___ RECORDS FOR THIS TASK ___
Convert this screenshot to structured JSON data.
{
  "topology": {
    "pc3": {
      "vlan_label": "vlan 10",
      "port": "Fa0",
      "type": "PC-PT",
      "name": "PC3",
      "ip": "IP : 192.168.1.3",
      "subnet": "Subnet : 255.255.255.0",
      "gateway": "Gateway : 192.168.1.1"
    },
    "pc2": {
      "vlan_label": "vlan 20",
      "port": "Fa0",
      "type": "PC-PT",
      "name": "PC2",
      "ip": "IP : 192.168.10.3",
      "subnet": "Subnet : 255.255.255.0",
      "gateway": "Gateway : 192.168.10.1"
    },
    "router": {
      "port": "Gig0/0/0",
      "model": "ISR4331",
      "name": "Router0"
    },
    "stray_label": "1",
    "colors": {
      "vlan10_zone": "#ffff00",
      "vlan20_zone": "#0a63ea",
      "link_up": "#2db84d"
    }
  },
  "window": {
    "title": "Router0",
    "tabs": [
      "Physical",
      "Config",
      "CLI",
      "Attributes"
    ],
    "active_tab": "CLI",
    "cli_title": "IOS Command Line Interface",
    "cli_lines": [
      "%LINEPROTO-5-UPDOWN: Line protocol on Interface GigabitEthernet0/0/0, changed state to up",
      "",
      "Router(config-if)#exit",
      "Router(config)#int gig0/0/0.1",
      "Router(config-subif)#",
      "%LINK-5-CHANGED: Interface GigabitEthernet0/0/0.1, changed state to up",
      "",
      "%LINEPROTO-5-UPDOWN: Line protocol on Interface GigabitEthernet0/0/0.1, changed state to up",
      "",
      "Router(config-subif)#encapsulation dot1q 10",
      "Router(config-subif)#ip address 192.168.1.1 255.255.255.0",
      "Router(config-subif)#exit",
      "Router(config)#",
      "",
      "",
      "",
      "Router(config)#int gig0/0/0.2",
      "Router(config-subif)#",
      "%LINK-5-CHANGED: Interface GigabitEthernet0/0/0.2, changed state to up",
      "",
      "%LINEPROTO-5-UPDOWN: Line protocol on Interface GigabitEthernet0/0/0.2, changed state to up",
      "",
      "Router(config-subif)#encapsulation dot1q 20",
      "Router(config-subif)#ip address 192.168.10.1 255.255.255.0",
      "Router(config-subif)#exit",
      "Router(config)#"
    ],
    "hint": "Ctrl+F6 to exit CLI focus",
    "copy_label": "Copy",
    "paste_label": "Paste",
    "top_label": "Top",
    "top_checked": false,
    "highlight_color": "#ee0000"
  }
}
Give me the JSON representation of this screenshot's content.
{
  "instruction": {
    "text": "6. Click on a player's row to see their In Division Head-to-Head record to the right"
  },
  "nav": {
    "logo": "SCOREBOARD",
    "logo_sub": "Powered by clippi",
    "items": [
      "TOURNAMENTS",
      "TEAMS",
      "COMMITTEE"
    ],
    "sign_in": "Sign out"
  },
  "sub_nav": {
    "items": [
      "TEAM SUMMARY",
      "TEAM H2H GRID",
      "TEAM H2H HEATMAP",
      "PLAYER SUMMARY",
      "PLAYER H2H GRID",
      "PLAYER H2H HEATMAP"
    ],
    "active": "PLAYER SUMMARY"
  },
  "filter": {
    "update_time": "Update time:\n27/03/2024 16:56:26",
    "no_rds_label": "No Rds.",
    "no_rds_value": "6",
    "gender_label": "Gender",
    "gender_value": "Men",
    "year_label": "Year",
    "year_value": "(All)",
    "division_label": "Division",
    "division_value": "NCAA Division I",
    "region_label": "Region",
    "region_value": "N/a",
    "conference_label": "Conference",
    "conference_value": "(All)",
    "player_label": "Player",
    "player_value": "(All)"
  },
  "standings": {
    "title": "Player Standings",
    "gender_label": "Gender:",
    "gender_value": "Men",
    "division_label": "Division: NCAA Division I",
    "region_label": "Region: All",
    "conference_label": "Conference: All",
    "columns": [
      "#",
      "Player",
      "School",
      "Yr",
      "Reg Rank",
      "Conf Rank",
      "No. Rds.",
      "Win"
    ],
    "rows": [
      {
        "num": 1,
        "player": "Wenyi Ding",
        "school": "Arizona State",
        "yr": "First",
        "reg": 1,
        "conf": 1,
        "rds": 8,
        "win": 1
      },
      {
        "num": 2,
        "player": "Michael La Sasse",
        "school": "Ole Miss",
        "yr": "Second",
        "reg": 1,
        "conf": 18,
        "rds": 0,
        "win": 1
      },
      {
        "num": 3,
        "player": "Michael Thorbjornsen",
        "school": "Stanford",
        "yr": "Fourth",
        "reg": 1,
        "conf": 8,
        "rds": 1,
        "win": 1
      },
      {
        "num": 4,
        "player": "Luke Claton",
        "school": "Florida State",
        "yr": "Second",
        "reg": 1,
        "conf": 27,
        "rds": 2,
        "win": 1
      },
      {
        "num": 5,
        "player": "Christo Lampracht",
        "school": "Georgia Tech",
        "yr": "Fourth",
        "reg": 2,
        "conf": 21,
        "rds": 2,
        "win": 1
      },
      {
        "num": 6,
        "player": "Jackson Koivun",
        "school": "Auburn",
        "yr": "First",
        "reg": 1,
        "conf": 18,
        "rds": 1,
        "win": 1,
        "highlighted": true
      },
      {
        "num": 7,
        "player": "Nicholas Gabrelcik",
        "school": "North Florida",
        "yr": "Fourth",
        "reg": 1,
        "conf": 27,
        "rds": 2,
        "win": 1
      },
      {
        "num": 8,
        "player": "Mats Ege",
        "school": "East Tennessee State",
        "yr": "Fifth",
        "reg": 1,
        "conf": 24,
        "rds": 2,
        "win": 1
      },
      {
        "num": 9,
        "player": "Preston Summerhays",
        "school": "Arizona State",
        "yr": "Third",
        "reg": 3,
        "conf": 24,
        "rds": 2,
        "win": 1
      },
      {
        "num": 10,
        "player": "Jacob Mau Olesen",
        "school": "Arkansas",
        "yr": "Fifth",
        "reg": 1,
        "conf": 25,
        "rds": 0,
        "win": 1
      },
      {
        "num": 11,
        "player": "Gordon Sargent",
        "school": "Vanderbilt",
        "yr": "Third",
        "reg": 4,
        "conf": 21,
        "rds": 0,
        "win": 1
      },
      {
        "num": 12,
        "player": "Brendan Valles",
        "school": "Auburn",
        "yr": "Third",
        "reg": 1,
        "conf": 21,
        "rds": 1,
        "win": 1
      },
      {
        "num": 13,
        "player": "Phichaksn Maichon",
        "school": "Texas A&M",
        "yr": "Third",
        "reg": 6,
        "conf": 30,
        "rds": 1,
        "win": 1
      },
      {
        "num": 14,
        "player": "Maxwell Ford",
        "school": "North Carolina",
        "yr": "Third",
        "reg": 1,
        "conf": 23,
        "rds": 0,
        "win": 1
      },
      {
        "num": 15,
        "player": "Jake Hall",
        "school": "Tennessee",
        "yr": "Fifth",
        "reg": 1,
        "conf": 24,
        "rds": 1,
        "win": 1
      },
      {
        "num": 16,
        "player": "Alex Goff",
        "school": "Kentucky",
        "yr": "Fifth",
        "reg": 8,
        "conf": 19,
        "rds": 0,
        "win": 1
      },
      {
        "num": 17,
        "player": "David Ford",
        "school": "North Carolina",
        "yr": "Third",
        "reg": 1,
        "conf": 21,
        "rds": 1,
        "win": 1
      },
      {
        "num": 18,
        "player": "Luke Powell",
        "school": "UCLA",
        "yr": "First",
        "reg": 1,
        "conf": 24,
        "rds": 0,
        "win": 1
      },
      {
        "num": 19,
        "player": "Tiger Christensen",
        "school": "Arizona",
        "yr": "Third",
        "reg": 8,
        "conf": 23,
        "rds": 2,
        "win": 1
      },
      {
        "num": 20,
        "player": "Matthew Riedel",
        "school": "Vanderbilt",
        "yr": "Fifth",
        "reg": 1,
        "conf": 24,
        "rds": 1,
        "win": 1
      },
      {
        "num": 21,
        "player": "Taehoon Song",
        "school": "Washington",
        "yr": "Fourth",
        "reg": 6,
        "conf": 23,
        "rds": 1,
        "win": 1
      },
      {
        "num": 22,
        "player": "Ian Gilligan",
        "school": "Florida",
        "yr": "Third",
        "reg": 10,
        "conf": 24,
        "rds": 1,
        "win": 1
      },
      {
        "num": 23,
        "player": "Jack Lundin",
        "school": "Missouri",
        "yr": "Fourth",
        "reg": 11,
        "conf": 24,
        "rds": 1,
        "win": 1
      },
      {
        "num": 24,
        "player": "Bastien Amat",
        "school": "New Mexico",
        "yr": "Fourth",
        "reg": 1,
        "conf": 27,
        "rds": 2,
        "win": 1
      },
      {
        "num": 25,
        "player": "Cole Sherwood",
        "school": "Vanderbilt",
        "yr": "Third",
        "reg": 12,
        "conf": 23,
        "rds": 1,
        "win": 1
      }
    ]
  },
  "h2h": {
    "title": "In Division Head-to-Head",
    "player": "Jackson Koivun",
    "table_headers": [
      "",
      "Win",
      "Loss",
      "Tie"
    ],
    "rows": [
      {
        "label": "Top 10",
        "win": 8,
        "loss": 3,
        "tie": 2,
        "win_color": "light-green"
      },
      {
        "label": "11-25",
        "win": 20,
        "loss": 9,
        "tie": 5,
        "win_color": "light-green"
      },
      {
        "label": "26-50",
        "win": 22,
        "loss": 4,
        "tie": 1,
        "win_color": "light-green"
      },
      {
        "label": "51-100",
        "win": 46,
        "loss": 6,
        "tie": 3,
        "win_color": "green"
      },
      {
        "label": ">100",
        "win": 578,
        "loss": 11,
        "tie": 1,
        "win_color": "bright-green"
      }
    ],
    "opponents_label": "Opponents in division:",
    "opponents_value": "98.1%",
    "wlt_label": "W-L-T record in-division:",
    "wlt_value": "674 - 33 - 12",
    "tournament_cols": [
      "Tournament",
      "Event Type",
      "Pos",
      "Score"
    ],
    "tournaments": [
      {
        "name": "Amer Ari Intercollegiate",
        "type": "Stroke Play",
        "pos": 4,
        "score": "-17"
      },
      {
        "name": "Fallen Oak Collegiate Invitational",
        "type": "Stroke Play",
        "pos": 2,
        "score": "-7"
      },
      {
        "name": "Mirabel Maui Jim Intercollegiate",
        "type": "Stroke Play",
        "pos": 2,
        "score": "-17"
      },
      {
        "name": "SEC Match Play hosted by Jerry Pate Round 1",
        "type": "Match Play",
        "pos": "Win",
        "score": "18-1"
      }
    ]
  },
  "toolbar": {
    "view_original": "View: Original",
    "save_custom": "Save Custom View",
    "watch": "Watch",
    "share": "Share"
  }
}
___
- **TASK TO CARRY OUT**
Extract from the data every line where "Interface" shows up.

- **WRITTEN RESPONSE**
    "cli_title": "IOS Command Line Interface",
      "%LINEPROTO-5-UPDOWN: Line protocol on Interface GigabitEthernet0/0/0, changed state to up",
      "%LINK-5-CHANGED: Interface GigabitEthernet0/0/0.1, changed state to up",
      "%LINEPROTO-5-UPDOWN: Line protocol on Interface GigabitEthernet0/0/0.1, changed state to up",
      "%LINK-5-CHANGED: Interface GigabitEthernet0/0/0.2, changed state to up",
      "%LINEPROTO-5-UPDOWN: Line protocol on Interface GigabitEthernet0/0/0.2, changed state to up",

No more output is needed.